- The need for outside consultants.
If given the opportunity (read: budget) most schools heavily prefer to have a trusted, external marketing partner that understands higher ed as well as the ins-and-outs of online marketing. The challenge is finding the right fit.
- The competitive nature of MBA programs.
In Chicago alone, there are 32 MBA programs. How do you compete in such an aggressive arena?
- How to differentiate.
Given the competitive nature of B-schools (especially MBA programs), how does one school or program set itself apart from the rest of the pack?
- What are the ‘new’ and ‘cool’ things that B-schools are doing to market themselves?
While it’s normal to want to know what’s new and cool, it’s actually quite unhealthy to jump into something new and cool unless it’s going to help you achieve your goals.
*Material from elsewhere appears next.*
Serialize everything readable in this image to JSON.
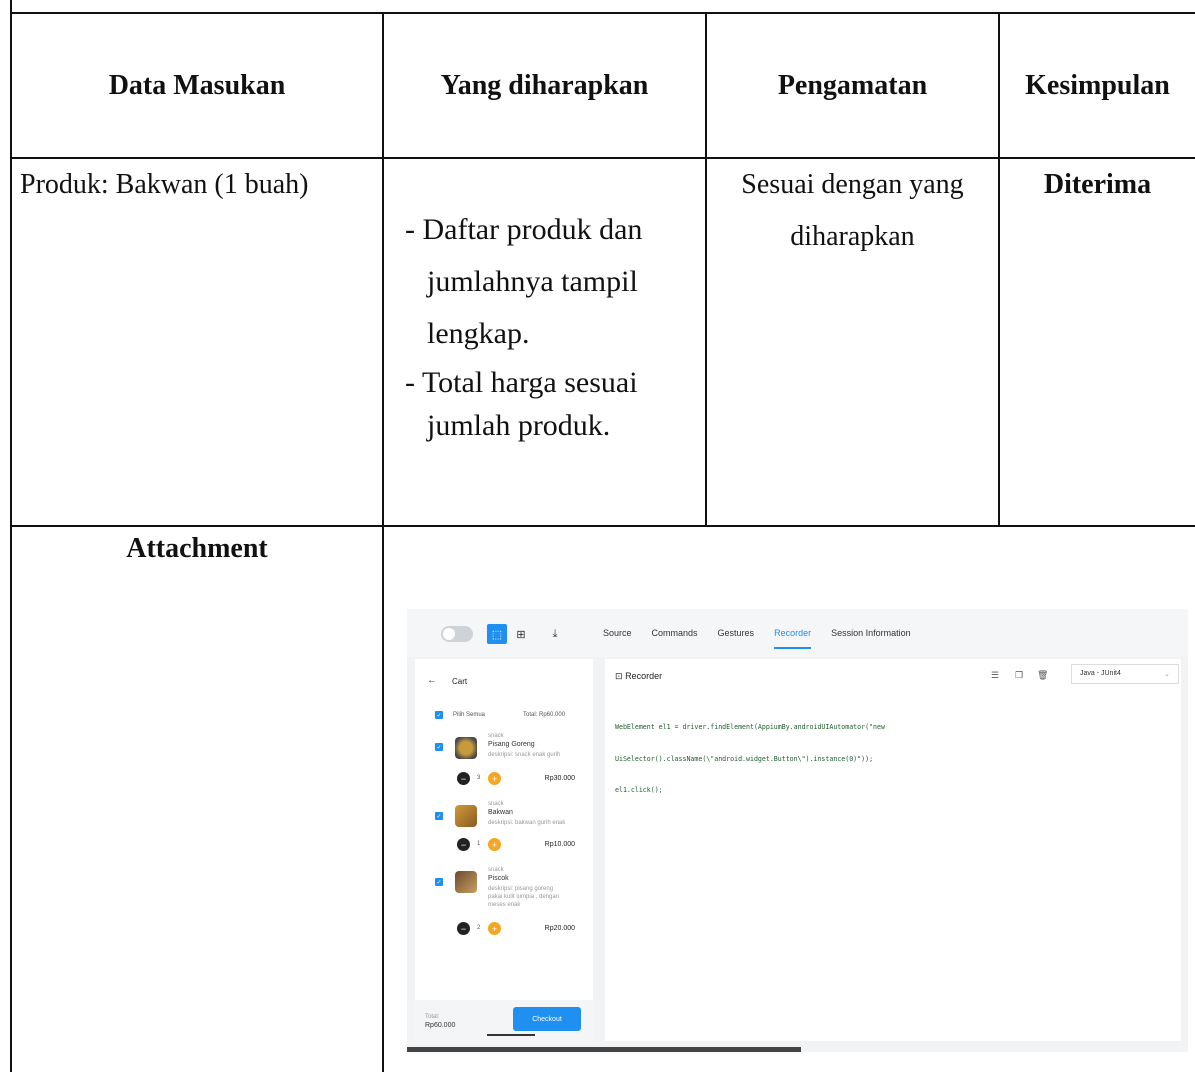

The better question is: âWhat are the most effective things that B-schools are doing to market themselves?â
You’re not alone. Most business schools these days are facing the same challenges; and they’re all struggling with how to thrive in an increasingly competitive arena.
Hang in there. If you CLEARLY understand your goals and you take a strategic, thought-out approach to marketing your school and programs, you’ll be just fine. If you fall into a reactionary, trend-driven approach to marketing, you’ll simply end up wasting your budget and falling behind the rest of the pack.